[Items from a data source]

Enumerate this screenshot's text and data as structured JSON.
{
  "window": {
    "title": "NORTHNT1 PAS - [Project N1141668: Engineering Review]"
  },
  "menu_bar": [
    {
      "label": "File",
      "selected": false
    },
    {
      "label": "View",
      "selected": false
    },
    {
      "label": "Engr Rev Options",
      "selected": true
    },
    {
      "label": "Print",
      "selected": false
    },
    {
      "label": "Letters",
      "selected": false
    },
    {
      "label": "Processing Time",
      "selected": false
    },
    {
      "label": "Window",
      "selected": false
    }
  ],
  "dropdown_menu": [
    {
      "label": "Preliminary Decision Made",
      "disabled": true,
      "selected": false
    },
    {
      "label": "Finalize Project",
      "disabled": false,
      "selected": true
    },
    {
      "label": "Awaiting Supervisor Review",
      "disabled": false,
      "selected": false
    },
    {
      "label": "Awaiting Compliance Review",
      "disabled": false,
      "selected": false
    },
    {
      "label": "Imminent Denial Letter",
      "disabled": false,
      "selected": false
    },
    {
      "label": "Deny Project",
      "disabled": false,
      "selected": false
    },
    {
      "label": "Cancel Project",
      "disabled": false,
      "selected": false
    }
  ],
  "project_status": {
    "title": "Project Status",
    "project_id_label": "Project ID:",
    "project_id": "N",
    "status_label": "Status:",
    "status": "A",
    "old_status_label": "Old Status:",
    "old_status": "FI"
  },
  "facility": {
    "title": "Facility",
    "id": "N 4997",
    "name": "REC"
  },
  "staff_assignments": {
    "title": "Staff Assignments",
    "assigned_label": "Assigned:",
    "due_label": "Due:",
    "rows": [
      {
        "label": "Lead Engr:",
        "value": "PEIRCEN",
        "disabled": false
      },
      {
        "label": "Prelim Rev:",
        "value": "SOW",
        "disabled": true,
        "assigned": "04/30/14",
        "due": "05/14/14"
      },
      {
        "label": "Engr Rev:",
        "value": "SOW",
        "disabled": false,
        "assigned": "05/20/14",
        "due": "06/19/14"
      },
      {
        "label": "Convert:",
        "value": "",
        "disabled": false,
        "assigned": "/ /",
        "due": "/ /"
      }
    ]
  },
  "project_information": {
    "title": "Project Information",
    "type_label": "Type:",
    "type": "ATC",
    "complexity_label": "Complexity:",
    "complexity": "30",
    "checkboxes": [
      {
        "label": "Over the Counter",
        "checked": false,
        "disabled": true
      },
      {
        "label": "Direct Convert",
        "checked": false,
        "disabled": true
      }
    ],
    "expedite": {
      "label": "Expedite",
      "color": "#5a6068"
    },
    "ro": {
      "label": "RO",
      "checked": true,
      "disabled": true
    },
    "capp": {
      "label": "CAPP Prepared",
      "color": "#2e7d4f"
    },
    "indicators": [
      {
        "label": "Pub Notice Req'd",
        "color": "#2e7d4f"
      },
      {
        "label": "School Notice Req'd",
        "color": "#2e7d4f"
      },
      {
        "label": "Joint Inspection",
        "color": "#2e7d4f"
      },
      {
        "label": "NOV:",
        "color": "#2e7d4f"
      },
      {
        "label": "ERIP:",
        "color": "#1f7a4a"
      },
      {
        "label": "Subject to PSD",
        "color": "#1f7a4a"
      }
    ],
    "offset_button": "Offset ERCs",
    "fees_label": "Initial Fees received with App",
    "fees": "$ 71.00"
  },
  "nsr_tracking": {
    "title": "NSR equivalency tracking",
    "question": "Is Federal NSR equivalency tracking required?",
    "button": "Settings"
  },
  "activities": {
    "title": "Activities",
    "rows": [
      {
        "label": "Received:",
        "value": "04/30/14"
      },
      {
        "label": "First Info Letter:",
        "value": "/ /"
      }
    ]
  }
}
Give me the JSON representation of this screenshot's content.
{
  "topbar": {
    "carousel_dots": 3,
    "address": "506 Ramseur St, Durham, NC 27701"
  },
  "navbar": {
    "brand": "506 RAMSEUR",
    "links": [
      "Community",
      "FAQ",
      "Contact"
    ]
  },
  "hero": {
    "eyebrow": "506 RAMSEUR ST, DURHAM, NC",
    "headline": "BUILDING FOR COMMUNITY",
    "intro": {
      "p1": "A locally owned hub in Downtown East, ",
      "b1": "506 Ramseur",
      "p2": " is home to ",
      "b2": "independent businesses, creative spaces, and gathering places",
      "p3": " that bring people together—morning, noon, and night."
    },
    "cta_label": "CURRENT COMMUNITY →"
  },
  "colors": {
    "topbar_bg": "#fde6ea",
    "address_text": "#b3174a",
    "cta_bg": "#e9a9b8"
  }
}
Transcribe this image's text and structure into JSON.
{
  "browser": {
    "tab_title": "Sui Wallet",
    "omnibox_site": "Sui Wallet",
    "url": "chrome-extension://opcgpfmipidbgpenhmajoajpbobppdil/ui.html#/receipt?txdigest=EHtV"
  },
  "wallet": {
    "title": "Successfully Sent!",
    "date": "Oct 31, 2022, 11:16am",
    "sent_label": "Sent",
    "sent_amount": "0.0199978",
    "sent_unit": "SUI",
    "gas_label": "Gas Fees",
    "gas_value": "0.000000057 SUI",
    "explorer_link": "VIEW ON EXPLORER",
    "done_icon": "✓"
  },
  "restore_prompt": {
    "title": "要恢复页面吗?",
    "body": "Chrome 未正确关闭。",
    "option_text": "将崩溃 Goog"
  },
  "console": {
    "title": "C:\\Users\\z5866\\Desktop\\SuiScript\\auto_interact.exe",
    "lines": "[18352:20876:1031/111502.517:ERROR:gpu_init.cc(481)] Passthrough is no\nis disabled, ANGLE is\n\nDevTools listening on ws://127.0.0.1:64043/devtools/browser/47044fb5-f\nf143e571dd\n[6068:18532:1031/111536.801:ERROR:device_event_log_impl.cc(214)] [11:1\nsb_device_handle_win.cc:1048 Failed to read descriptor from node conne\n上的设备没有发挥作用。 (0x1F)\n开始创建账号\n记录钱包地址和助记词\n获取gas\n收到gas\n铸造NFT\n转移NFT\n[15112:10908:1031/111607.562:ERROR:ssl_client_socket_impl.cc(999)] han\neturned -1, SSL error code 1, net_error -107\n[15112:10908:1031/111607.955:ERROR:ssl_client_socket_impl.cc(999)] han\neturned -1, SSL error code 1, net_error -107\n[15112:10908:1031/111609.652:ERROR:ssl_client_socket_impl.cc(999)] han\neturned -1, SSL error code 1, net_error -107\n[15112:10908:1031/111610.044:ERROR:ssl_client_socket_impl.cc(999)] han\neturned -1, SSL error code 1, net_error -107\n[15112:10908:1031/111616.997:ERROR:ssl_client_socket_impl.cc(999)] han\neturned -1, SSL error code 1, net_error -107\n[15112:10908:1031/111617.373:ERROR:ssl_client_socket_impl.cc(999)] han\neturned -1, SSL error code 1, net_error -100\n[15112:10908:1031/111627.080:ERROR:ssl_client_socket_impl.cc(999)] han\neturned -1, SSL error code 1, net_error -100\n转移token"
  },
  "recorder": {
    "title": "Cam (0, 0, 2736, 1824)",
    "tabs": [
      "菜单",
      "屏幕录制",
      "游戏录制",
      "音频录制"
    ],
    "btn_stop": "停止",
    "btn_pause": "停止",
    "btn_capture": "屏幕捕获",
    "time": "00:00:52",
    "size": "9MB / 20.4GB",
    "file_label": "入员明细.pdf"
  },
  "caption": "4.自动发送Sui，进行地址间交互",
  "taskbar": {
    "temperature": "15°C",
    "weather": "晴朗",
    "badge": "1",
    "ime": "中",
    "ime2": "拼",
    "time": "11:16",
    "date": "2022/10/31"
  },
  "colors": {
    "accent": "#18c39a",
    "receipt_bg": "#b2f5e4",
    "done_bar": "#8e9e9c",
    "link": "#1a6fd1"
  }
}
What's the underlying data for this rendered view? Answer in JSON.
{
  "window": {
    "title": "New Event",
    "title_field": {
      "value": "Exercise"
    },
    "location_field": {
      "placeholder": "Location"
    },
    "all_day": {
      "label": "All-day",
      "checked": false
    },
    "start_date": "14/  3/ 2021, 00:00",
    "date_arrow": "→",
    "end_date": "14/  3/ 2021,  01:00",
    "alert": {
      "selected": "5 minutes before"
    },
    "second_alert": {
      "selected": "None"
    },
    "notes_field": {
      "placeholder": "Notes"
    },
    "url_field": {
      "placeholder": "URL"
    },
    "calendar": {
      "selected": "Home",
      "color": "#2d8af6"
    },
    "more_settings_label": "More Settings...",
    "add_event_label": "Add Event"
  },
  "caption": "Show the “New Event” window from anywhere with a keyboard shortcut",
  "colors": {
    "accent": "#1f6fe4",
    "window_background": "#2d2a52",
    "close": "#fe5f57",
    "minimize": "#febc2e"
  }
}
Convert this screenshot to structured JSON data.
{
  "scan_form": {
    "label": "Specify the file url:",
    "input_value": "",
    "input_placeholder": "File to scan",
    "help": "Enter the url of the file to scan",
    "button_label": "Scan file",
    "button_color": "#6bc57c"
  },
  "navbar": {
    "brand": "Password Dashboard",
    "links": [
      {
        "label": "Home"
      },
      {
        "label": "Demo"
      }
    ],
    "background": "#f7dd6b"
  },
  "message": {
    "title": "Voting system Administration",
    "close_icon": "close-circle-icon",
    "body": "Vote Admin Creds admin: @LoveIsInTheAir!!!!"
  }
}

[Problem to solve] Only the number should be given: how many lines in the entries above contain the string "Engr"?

[Task output] 3